Dataset rows for apps and sites
○ ○ ○ ○ ○ ○ ○
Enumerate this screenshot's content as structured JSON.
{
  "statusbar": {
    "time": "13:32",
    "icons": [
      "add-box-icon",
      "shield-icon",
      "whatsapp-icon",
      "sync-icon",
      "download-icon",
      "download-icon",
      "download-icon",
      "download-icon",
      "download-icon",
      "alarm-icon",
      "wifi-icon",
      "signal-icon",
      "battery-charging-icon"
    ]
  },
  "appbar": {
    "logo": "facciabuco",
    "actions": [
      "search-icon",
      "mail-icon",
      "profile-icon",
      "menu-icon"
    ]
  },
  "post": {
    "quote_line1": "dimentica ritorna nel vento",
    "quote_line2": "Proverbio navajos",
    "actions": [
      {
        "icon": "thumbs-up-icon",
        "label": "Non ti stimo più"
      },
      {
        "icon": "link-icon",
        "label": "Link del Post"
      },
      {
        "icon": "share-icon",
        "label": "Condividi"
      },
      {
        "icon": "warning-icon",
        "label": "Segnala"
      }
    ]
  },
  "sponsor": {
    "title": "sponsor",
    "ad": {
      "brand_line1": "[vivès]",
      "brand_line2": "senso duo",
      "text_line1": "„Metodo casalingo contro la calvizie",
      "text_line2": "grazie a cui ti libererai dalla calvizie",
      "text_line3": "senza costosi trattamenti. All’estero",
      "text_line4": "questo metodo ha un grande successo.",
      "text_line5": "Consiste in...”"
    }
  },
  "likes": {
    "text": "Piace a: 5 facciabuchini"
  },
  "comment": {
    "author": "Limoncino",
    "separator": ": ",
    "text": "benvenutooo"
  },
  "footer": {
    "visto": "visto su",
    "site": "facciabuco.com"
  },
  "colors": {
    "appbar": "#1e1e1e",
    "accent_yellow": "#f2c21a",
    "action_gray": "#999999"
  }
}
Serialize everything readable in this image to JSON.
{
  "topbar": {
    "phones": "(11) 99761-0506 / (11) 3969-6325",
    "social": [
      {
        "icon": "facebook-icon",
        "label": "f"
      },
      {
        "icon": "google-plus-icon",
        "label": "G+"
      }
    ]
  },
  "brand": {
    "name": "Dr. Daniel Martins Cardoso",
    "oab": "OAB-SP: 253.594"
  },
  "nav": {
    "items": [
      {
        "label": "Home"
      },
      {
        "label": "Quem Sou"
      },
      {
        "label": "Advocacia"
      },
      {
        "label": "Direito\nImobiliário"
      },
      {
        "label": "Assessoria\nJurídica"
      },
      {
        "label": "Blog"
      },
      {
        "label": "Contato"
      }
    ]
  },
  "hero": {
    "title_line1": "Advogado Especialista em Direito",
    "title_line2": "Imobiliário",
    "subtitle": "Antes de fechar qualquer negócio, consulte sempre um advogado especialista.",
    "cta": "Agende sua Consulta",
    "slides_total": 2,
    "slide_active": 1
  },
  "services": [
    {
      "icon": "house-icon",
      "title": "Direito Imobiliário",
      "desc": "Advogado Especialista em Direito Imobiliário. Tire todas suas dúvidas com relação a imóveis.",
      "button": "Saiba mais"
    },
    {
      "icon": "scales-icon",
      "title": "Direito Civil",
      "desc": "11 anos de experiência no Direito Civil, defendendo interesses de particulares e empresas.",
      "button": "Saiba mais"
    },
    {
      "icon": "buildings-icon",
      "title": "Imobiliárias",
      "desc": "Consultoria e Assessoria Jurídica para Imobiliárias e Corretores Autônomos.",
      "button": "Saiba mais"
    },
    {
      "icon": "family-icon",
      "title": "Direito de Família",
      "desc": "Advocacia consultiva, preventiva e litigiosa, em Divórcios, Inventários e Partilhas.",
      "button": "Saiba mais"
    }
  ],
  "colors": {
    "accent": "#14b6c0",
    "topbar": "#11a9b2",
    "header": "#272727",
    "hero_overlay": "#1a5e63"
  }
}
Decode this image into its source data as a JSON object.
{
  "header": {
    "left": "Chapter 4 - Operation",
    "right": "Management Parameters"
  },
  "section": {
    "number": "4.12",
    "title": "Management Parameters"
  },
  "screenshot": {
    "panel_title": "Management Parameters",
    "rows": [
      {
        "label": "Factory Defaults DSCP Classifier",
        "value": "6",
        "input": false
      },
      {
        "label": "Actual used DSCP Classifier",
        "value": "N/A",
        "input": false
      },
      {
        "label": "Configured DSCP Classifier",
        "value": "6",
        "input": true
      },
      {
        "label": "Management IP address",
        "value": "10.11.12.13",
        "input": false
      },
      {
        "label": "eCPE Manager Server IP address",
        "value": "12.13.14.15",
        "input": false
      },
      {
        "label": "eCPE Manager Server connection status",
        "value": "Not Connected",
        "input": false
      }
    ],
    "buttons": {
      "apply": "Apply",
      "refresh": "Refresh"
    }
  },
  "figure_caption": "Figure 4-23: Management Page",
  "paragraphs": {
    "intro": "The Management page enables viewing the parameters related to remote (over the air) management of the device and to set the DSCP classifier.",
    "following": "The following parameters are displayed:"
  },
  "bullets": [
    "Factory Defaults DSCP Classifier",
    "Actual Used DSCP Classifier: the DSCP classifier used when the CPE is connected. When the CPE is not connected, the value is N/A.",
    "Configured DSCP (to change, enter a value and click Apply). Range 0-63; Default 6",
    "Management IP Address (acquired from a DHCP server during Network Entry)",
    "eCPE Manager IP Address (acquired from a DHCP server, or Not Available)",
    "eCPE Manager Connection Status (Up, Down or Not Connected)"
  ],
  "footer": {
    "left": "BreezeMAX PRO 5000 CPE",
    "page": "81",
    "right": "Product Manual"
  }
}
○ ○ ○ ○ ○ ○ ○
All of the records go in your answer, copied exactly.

Enumerate this screenshot's content as structured JSON.
{
  "statusbar": {
    "time": "13:32",
    "icons": [
      "add-box-icon",
      "shield-icon",
      "whatsapp-icon",
      "sync-icon",
      "download-icon",
      "download-icon",
      "download-icon",
      "download-icon",
      "download-icon",
      "alarm-icon",
      "wifi-icon",
      "signal-icon",
      "battery-charging-icon"
    ]
  },
  "appbar": {
    "logo": "facciabuco",
    "actions": [
      "search-icon",
      "mail-icon",
      "profile-icon",
      "menu-icon"
    ]
  },
  "post": {
    "quote_line1": "dimentica ritorna nel vento",
    "quote_line2": "Proverbio navajos",
    "actions": [
      {
        "icon": "thumbs-up-icon",
        "label": "Non ti stimo più"
      },
      {
        "icon": "link-icon",
        "label": "Link del Post"
      },
      {
        "icon": "share-icon",
        "label": "Condividi"
      },
      {
        "icon": "warning-icon",
        "label": "Segnala"
      }
    ]
  },
  "sponsor": {
    "title": "sponsor",
    "ad": {
      "brand_line1": "[vivès]",
      "brand_line2": "senso duo",
      "text_line1": "„Metodo casalingo contro la calvizie",
      "text_line2": "grazie a cui ti libererai dalla calvizie",
      "text_line3": "senza costosi trattamenti. All’estero",
      "text_line4": "questo metodo ha un grande successo.",
      "text_line5": "Consiste in...”"
    }
  },
  "likes": {
    "text": "Piace a: 5 facciabuchini"
  },
  "comment": {
    "author": "Limoncino",
    "separator": ": ",
    "text": "benvenutooo"
  },
  "footer": {
    "visto": "visto su",
    "site": "facciabuco.com"
  },
  "colors": {
    "appbar": "#1e1e1e",
    "accent_yellow": "#f2c21a",
    "action_gray": "#999999"
  }
}
Serialize everything readable in this image to JSON.
{
  "topbar": {
    "phones": "(11) 99761-0506 / (11) 3969-6325",
    "social": [
      {
        "icon": "facebook-icon",
        "label": "f"
      },
      {
        "icon": "google-plus-icon",
        "label": "G+"
      }
    ]
  },
  "brand": {
    "name": "Dr. Daniel Martins Cardoso",
    "oab": "OAB-SP: 253.594"
  },
  "nav": {
    "items": [
      {
        "label": "Home"
      },
      {
        "label": "Quem Sou"
      },
      {
        "label": "Advocacia"
      },
      {
        "label": "Direito\nImobiliário"
      },
      {
        "label": "Assessoria\nJurídica"
      },
      {
        "label": "Blog"
      },
      {
        "label": "Contato"
      }
    ]
  },
  "hero": {
    "title_line1": "Advogado Especialista em Direito",
    "title_line2": "Imobiliário",
    "subtitle": "Antes de fechar qualquer negócio, consulte sempre um advogado especialista.",
    "cta": "Agende sua Consulta",
    "slides_total": 2,
    "slide_active": 1
  },
  "services": [
    {
      "icon": "house-icon",
      "title": "Direito Imobiliário",
      "desc": "Advogado Especialista em Direito Imobiliário. Tire todas suas dúvidas com relação a imóveis.",
      "button": "Saiba mais"
    },
    {
      "icon": "scales-icon",
      "title": "Direito Civil",
      "desc": "11 anos de experiência no Direito Civil, defendendo interesses de particulares e empresas.",
      "button": "Saiba mais"
    },
    {
      "icon": "buildings-icon",
      "title": "Imobiliárias",
      "desc": "Consultoria e Assessoria Jurídica para Imobiliárias e Corretores Autônomos.",
      "button": "Saiba mais"
    },
    {
      "icon": "family-icon",
      "title": "Direito de Família",
      "desc": "Advocacia consultiva, preventiva e litigiosa, em Divórcios, Inventários e Partilhas.",
      "button": "Saiba mais"
    }
  ],
  "colors": {
    "accent": "#14b6c0",
    "topbar": "#11a9b2",
    "header": "#272727",
    "hero_overlay": "#1a5e63"
  }
}
Decode this image into its source data as a JSON object.
{
  "header": {
    "left": "Chapter 4 - Operation",
    "right": "Management Parameters"
  },
  "section": {
    "number": "4.12",
    "title": "Management Parameters"
  },
  "screenshot": {
    "panel_title": "Management Parameters",
    "rows": [
      {
        "label": "Factory Defaults DSCP Classifier",
        "value": "6",
        "input": false
      },
      {
        "label": "Actual used DSCP Classifier",
        "value": "N/A",
        "input": false
      },
      {
        "label": "Configured DSCP Classifier",
        "value": "6",
        "input": true
      },
      {
        "label": "Management IP address",
        "value": "10.11.12.13",
        "input": false
      },
      {
        "label": "eCPE Manager Server IP address",
        "value": "12.13.14.15",
        "input": false
      },
      {
        "label": "eCPE Manager Server connection status",
        "value": "Not Connected",
        "input": false
      }
    ],
    "buttons": {
      "apply": "Apply",
      "refresh": "Refresh"
    }
  },
  "figure_caption": "Figure 4-23: Management Page",
  "paragraphs": {
    "intro": "The Management page enables viewing the parameters related to remote (over the air) management of the device and to set the DSCP classifier.",
    "following": "The following parameters are displayed:"
  },
  "bullets": [
    "Factory Defaults DSCP Classifier",
    "Actual Used DSCP Classifier: the DSCP classifier used when the CPE is connected. When the CPE is not connected, the value is N/A.",
    "Configured DSCP (to change, enter a value and click Apply). Range 0-63; Default 6",
    "Management IP Address (acquired from a DHCP server during Network Entry)",
    "eCPE Manager IP Address (acquired from a DHCP server, or Not Available)",
    "eCPE Manager Connection Status (Up, Down or Not Connected)"
  ],
  "footer": {
    "left": "BreezeMAX PRO 5000 CPE",
    "page": "81",
    "right": "Product Manual"
  }
}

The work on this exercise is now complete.